  • 5 O'Clock Shadow
  • *
  • Posts: 83
  • Location: Albuquerque, NM

[/quote]

Ironically $200 a month works out to $60,000 of retirement savings at a 4% withdrawal.  Almost as much as his :underwaterOHNOES: amount.
[/quote]

Very good point.  This is one thing I learned from Jacob on Early Retirement Extreme, how to look at monthly expenses in terms of how much savings/investment it would take to generate the required income.

SwordGuy

  • Walrus Stache
  • *******
  • Posts: 5024
  • Location: Fayetteville, NC
    • Flipping Fayetteville
I bet they were "surprised" to find themselves in this mess.  Totally unexpected.  Someone else must surely be to blame for it.

MrMoneyMullet

  • Stubble
  • **
  • Posts: 104
  • Spending in the front, savings in the back.
I bet they were "surprised" to find themselves in this mess.  Totally unexpected.  Someone else must surely be to blame for it.

Well yeah, they've been unemployed for three years and applying to jobs online, so it's obvious that there are NO JOBS anywhere, ever.

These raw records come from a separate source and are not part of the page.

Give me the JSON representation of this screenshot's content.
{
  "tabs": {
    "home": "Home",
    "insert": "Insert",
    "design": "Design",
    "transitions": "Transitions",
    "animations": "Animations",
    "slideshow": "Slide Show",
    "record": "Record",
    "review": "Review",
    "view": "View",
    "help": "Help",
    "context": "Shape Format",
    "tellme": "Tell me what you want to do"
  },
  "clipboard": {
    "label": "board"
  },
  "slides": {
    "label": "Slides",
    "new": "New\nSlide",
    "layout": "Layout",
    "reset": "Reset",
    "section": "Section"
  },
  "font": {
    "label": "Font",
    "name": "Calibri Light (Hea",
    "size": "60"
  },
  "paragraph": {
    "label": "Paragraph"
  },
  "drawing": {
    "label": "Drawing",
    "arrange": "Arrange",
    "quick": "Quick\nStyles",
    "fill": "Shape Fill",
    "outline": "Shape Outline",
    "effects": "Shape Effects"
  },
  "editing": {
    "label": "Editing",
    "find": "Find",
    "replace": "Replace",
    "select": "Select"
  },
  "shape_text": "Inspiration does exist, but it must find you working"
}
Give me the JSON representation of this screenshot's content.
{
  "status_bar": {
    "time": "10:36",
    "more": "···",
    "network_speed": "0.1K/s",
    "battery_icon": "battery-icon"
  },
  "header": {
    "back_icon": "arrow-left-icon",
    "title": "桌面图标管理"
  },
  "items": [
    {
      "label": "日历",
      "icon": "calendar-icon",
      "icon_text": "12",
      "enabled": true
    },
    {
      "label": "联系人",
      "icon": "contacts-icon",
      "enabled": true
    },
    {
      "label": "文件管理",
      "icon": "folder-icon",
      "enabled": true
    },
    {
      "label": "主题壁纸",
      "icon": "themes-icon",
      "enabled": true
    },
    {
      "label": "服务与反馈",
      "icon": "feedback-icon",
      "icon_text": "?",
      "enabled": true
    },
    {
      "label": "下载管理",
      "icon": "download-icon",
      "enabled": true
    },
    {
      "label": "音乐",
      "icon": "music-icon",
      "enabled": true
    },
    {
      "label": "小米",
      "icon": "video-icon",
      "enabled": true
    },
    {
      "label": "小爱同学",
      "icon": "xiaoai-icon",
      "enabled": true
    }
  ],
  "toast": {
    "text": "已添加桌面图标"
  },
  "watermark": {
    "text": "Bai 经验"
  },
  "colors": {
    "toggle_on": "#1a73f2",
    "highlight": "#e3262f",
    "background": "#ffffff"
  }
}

And with the economy the way it is, how is anyone going to get ahead? Don't you watch the news? [/sarcasm]

mobilisinmobili

  • Stubble
  • **
  • Posts: 217
  • Age: 36
  • Location: Montreal
  • Advance daily
When I used to work at a bank, I'd see this all the time.

75 years old.. overdraft maxed, CCs maxed, personal line of credit maxed, huge mortgage. Unless you can start some kind of income generating business at that age you can be pretty much hosed.

Often accompanied by seeing lots of lottery / gambling charges on their account.


MrMoneyMullet

  • Stubble
  • **
  • Posts: 104
  • Spending in the front, savings in the back.
When I used to work at a bank, I'd see this all the time.

75 years old.. overdraft maxed, CCs maxed, personal line of credit maxed, huge mortgage. Unless you can start some kind of income generating business at that age you can be pretty much hosed.

Often accompanied by seeing lots of lottery / gambling charges on their account.

That is really sad. I wish I was better at influencing my friends and family in making better decisions so they don't end up broke.